- State Department Spocks has expressed displeasure over the Cipher Saga.
- Miller says Imran’s allegations are “completely baseless”.
- He made it clear that the US does not get involved in domestic political issues.
Washington: The State Department on Wednesday again rejected allegations made by former Prime Minister Imran Khan regarding US ciphers, following fresh claims by a close aide of the former prime minister.
State Department spokesman Matthew Miller was asked to comment on the confessional statement recorded before a magistrate by Azam Khan – Imran’s former principal secretary – in which he accused his boss of manipulating the cables for his own political goals and creating an anti-establishment narrative.
This matches similar remarks from a US Department of State official, who termed the entire cyber affair with Pakistan as “bogus”.
“So there are a lot of similarities between the Deputy Assistant Secretary and [Pakistani] interior Minister. So basically the cipher was fake?”
To this, Miller said: “I don’t know how many times I can answer this question from the podium and give only one answer, namely that these allegations, such as they are, are completely baseless.”
When the US official asked Imran another question regarding the treason charge based on a confession made by his former aide, he skipped answering.
“I will obey you.”
Miller also clarified that the US does not get involved in domestic political issues and does not take sides of political parties in Pakistan or any other country.
On Wednesday, Interior Minister Rana Sanaullah said the government would initiate criminal proceedings against the chairman of the Pakistan Tehreek-e-Insaf on charges of leaking official secrets.
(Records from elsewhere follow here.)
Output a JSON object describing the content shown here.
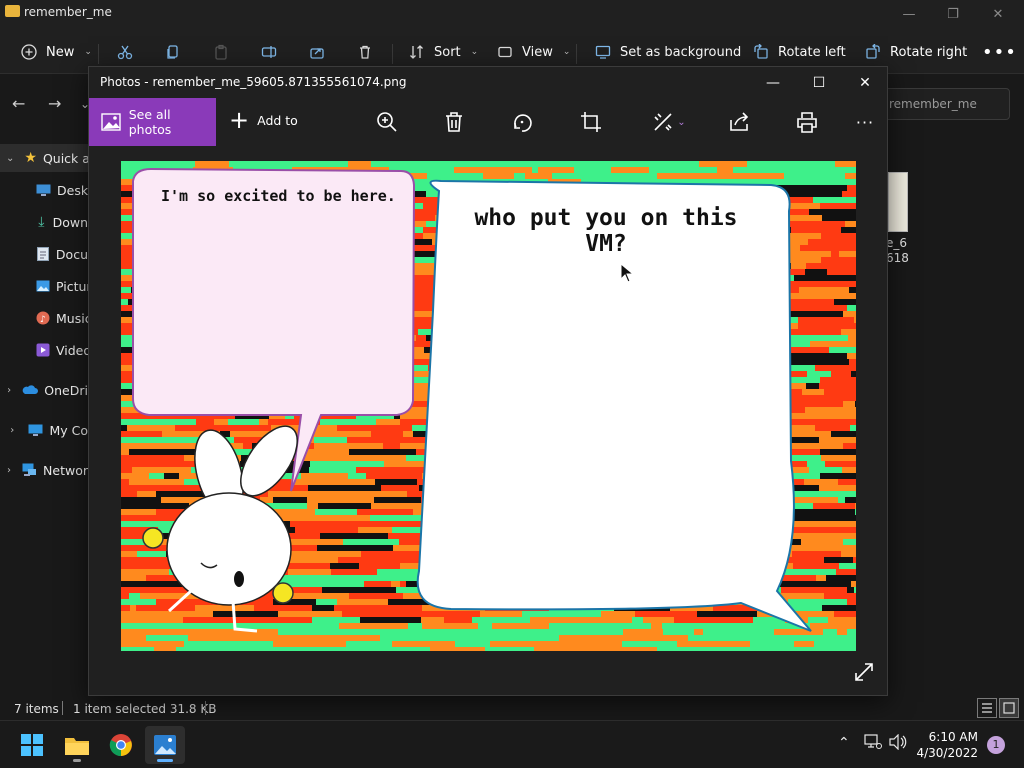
{
  "explorer": {
    "title": "remember_me",
    "toolbar": {
      "new_label": "New",
      "sort_label": "Sort",
      "view_label": "View",
      "set_background_label": "Set as background",
      "rotate_left_label": "Rotate left",
      "rotate_right_label": "Rotate right"
    },
    "search_placeholder": "remember_me",
    "sidebar": {
      "items": [
        {
          "label": "Quick a"
        },
        {
          "label": "Deskt"
        },
        {
          "label": "Down"
        },
        {
          "label": "Docu"
        },
        {
          "label": "Pictur"
        },
        {
          "label": "Music"
        },
        {
          "label": "Video"
        },
        {
          "label": "OneDri"
        },
        {
          "label": "My Co"
        },
        {
          "label": "Networ"
        }
      ]
    },
    "file": {
      "name_line1": "e_6",
      "name_line2": "618"
    },
    "status": {
      "items_count": "7 items",
      "selection": "1 item selected  31.8 KB"
    }
  },
  "photos": {
    "title": "Photos - remember_me_59605.871355561074.png",
    "see_all_label": "See all photos",
    "add_to_label": "Add to",
    "meme": {
      "left_bubble_text": "I'm so excited to be here.",
      "right_bubble_line1": "who put you on this",
      "right_bubble_line2": "VM?"
    }
  },
  "taskbar": {
    "time": "6:10 AM",
    "date": "4/30/2022",
    "notification_count": "1"
  },
  "colors": {
    "accent_purple": "#8a3ab9",
    "folder_yellow": "#e9b43c",
    "meme_green": "#3ef08a",
    "meme_red": "#ff3a12",
    "meme_orange": "#ff8a1e"
  }
}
The decision was taken after Azam recorded his statement in a court under section 164 of the CrPC before a judicial officer.
The PTI chief lost power in April 2022 in a no-confidence motion, which he said was joined by Washington after his visit to Moscow.
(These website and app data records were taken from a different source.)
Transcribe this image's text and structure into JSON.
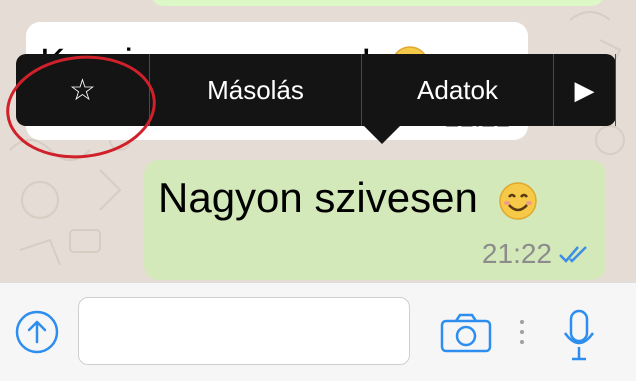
{
  "colors": {
    "chat_background": "#e5ddd5",
    "incoming_bubble": "#ffffff",
    "outgoing_bubble": "#d4e9b9",
    "menu_background": "#141414",
    "accent_blue": "#2d8ef0",
    "annotation_red": "#d0202a"
  },
  "messages": [
    {
      "direction": "incoming",
      "text": "Koszi meg egyszer!",
      "time": "21:21"
    },
    {
      "direction": "outgoing",
      "text": "Nagyon szivesen",
      "time": "21:22",
      "status": "read-double-check"
    }
  ],
  "context_menu": {
    "star_label": "☆",
    "copy_label": "Másolás",
    "info_label": "Adatok",
    "more_label": "▶"
  },
  "input_bar": {
    "message_value": "",
    "icons": [
      "upload-arrow-icon",
      "camera-icon",
      "microphone-icon"
    ]
  }
}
Imran, who was ousted by a parliamentary vote in April last year, alleged on March 27, 2022, that Washington planned to remove him from office – and waved the cipher at a public rally to back up his claims. The US has repeatedly denied such allegations and described them as “blatantly false”.
Imran traveled to Moscow on the eve of Russia’s attack on Ukraine.
Sanaullah said that the principal secretary also testified that when Imran was asked to return the letter, he told that he had lost the copy of the letter.
The interior minister said, “It is a crime to reveal an official secret.” He said the state would file charges against Imran in the court.
He said, “I don’t think he has lost the copy. It is still with him. It has to be recovered from him.”
Imran said that he did not believe that his former secretary could testify against him. In another case, after a court hearing, he told reporters, “I won’t accept it until I hear it directly from him.”